Harold R. Boulware, Sr., Esq.
Harold R. Boulware's pioneer work in civil rights litigation helped set the stage for the desegregation of public facilities and the movement toward equality for African-Americans. Born in Irmo in 1913, he was the son of Robert Walter and Mabel Hughes Boulware. His father was Dean of Harbison Agricultural Institute in Irmo where his mother taught music. Harold Boulware finished Harbison and graduated from Johnson C. Smith University in Charlotte. Recognizing African-Americans' need for legal representation in South Carolina, Boulware chose a legal career.
He attended Howard University Law School in Washington, DC by working as a waiter to help pay his way through school. After graduating, he returned to Irmo where he passed the South Carolina Bar in 1940. In 1941 he became the chief counsel for the South Carolina NAACP and led the effort to gain equal pay for equal work for African -American teachers. He gained fame as the chief attorney in the Clarendon County Schools desegregation case of Briggs v. Elliot. This class action suit was consolidated with similar ones from five other states. It became widely known as Brown v. Board of Education, the 1954 opinion of the United States Supreme Court that desegregated public schools in South Carolina and the nation.
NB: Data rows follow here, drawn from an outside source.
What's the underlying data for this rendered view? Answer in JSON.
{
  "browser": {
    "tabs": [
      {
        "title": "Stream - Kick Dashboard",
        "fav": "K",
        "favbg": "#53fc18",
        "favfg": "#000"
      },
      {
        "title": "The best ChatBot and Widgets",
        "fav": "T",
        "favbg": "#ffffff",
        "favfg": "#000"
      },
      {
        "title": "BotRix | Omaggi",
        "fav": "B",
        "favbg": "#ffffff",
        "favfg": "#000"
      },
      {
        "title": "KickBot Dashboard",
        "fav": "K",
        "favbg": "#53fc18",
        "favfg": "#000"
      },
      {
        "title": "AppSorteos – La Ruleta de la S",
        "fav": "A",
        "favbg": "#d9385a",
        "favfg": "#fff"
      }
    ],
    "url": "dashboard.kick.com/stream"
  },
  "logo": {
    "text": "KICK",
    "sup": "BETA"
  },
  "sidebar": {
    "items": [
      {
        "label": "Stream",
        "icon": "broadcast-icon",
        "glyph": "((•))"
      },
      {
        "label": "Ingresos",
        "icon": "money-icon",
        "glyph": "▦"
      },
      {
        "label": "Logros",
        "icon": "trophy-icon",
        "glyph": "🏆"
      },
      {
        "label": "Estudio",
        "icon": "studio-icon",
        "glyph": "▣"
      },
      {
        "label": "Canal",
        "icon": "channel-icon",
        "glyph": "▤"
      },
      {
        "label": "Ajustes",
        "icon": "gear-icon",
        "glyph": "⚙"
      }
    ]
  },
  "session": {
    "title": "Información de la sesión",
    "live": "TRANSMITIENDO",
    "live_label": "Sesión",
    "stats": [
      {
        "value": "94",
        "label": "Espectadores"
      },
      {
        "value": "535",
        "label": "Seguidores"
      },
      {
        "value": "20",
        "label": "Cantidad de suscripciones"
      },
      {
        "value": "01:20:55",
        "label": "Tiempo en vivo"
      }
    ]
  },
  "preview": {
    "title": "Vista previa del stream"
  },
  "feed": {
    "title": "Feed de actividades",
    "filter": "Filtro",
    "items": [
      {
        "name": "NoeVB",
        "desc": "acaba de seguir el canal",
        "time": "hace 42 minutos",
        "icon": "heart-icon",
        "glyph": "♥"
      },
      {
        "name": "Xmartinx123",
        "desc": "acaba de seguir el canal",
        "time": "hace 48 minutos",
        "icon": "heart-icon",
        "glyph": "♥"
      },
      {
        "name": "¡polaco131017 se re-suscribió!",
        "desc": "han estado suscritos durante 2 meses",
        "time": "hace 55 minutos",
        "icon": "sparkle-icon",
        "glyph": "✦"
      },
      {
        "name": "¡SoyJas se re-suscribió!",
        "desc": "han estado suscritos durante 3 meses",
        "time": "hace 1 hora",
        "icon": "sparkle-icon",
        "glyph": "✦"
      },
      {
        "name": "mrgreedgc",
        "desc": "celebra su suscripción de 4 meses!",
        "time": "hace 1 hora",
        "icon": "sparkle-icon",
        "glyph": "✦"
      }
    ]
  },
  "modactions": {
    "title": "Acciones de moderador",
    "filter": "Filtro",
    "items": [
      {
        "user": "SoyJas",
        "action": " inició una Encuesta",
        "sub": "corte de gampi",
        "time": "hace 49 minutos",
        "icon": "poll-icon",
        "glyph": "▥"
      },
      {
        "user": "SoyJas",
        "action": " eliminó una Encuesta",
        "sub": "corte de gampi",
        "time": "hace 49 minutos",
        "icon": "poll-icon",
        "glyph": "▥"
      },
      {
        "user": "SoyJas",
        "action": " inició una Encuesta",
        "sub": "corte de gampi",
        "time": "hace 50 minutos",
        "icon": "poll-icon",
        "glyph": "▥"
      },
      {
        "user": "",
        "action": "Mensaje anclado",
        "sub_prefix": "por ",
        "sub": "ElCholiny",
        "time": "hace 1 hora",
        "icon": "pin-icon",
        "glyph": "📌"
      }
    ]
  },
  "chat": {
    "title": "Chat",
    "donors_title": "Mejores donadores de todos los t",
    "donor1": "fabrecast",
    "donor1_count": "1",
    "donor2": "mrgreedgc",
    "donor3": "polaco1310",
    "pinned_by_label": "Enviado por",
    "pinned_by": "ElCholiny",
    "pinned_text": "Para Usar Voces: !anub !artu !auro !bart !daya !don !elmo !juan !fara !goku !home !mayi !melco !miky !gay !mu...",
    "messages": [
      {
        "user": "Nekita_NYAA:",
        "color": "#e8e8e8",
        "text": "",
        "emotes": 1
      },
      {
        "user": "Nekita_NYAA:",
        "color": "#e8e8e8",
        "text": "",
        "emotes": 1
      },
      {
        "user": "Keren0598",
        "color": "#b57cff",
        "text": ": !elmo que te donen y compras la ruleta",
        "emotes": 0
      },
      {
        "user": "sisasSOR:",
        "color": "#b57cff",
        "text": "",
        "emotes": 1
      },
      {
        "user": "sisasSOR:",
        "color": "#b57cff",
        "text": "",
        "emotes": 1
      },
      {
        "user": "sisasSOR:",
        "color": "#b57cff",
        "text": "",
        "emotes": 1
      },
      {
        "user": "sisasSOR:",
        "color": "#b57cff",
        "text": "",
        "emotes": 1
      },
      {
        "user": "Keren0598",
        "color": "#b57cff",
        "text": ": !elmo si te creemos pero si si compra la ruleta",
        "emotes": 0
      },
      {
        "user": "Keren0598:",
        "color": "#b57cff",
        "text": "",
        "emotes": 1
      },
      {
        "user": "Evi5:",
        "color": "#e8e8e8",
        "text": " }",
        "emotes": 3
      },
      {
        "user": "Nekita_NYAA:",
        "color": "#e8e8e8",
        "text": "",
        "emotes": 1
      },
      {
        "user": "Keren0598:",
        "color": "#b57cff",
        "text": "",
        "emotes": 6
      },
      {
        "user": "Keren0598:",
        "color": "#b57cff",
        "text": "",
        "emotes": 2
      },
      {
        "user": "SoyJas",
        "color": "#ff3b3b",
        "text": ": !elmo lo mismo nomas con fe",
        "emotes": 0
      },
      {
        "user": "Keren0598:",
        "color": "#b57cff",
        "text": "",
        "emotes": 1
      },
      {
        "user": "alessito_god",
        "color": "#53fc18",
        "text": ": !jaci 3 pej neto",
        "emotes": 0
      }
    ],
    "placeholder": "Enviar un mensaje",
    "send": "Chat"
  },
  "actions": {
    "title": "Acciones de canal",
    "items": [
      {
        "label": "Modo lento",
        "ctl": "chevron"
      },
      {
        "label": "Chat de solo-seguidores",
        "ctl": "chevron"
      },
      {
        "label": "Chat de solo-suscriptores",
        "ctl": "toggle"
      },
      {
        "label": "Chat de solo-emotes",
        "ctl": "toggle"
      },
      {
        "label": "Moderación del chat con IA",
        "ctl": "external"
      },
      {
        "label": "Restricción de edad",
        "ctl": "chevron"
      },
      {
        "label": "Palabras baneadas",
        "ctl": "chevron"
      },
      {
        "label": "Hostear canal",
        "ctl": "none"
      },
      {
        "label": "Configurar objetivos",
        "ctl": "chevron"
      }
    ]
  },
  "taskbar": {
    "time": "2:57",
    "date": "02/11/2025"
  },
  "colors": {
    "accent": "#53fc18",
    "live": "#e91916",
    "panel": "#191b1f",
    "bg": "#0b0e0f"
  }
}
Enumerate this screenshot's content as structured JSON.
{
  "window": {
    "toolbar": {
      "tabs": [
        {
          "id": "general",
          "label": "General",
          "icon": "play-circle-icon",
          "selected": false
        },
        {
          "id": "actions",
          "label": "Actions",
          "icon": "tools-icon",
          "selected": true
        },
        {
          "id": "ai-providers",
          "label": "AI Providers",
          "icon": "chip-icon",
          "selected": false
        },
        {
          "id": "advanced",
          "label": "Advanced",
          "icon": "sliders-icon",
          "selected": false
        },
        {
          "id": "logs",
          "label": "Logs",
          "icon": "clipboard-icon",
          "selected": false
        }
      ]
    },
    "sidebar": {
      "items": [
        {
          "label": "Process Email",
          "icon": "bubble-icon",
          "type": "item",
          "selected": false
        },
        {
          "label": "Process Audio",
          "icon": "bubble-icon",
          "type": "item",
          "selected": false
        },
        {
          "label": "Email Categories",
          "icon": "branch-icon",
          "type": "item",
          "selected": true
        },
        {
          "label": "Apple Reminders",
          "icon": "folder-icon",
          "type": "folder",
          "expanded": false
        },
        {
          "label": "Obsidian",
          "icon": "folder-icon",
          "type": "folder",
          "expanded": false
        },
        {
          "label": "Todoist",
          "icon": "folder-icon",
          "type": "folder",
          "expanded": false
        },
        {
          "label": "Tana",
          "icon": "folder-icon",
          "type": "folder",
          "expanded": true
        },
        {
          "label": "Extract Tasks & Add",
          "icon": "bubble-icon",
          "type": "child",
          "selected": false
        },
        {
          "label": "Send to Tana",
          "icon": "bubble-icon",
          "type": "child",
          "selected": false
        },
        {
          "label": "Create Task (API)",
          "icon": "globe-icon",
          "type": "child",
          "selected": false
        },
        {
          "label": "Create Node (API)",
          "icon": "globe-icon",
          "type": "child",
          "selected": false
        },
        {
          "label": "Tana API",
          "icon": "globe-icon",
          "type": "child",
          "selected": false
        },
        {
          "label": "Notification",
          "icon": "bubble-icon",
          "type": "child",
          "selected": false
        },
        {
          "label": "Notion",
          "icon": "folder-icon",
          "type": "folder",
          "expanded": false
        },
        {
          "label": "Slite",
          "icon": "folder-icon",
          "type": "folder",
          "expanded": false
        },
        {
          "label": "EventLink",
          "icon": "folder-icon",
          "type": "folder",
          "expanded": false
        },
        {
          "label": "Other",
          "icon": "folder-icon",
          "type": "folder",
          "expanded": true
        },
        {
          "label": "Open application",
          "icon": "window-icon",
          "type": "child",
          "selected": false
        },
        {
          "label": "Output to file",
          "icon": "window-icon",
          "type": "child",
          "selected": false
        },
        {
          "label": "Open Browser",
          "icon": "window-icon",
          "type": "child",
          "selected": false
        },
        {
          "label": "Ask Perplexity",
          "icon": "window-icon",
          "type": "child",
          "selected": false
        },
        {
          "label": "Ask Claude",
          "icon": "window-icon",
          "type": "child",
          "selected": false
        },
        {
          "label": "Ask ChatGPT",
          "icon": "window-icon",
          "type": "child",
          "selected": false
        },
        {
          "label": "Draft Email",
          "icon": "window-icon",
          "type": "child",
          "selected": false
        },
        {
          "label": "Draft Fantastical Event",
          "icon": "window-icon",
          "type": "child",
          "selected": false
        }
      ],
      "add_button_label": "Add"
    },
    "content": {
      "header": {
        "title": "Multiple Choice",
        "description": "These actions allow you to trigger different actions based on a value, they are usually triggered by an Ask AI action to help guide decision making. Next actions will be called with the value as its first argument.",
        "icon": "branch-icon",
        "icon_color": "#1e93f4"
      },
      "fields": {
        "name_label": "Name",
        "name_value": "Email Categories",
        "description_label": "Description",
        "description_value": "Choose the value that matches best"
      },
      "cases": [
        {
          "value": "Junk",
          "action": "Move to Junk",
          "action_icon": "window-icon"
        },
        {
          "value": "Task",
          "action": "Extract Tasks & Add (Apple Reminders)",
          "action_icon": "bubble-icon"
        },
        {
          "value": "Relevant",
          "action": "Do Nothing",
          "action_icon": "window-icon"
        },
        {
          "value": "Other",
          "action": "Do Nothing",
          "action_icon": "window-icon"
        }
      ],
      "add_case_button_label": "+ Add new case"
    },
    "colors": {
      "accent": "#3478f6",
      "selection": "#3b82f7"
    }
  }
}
In August 1969 he was the first African-American appointed as an Associate Judge for the Columbia Municipal Court, serving until 1974 when he became a judge in the Richland County Judicial System. His court later became the Family Court of the Fifth Judicial Circuit within the statewide Judicial System. In each of these positions, the Honorable Harold R. Boulware served with distinction. "There is a Latin saying, 'Sui Generis,' meaning 'the only one of its kind', that could have been designed just for him, for truly there has never been anyone else quite like Harold Boulware," said the Honorable J. McNary Spigner, a judge who served with Boulware.
He continued, "I was by myself in that court and completely overwhelmed with work until the legislature selected Harold to help. He was a man of great spiritual and physical strength, determined to give his level best in every case. Never complaining, he was tireless in his work, listened carefully to the people before him, and was absolutely fair. He was sensitive to the needs of children and when appropriate could be as gentle as he was tough. Perhaps his greatest contributions to society were generated by his unerring sense of justice and the fact that he cared about the condition of his fellow man. Failing health caused Boulware to retire in September 1982 from his long and outstanding career. Honors came from the American Bar Association, the National Bar Association, the Omega Psi Phi fraternity, and the NAACP.
In a time of racial segregation and discrimination, Harold R. Boulware, Sr., Esq. was a leader in the quest for human rights. He armed himself with the academic and personal tools essential to lead not only African-Americans, but all citizens to a higher plane of understanding and brotherhood. The Honorable Harold R. Boulware, Sr. died on January 27, 1983.